START DATA TO USE
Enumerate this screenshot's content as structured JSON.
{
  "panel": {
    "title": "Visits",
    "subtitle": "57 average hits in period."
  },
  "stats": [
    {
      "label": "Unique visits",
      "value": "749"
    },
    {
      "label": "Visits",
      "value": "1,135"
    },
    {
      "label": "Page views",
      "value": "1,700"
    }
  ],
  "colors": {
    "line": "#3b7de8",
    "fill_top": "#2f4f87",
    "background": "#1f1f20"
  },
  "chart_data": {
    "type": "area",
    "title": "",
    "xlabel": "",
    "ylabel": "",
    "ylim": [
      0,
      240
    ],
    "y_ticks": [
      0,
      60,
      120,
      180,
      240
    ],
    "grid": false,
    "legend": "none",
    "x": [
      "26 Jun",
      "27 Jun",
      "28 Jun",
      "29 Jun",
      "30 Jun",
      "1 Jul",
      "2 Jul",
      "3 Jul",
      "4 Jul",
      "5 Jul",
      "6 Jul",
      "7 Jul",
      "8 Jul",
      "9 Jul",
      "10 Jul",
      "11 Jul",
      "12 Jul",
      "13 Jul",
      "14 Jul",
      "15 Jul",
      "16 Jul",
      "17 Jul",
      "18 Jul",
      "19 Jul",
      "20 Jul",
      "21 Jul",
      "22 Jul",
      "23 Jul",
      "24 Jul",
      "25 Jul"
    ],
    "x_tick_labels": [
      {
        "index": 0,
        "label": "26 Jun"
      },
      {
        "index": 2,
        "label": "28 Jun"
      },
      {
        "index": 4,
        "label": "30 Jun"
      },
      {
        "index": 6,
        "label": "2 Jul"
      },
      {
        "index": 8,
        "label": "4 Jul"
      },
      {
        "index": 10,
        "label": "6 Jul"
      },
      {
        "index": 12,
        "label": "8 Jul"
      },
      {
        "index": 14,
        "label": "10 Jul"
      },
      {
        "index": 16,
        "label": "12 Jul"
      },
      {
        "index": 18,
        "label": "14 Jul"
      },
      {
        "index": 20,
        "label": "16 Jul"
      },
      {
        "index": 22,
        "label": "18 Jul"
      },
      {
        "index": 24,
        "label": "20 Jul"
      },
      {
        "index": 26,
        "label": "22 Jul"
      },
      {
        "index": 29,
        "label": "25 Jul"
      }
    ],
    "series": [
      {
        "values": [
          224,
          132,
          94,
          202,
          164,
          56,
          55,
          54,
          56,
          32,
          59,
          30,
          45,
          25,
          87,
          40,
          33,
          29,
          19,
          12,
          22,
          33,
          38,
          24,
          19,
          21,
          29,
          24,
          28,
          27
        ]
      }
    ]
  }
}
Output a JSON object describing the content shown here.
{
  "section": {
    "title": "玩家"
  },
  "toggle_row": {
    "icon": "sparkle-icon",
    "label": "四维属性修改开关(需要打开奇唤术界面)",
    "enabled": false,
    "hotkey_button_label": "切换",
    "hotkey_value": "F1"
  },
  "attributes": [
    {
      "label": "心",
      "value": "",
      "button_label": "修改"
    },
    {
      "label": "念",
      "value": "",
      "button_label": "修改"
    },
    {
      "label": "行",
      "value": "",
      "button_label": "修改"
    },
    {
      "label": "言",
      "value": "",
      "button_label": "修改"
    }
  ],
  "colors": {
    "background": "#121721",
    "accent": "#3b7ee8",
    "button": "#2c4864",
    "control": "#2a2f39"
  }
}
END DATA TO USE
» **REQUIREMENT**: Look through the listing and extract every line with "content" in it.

» **EXPECTED ANSWER**:
Enumerate this screenshot's content as structured JSON.
Output a JSON object describing the content shown here.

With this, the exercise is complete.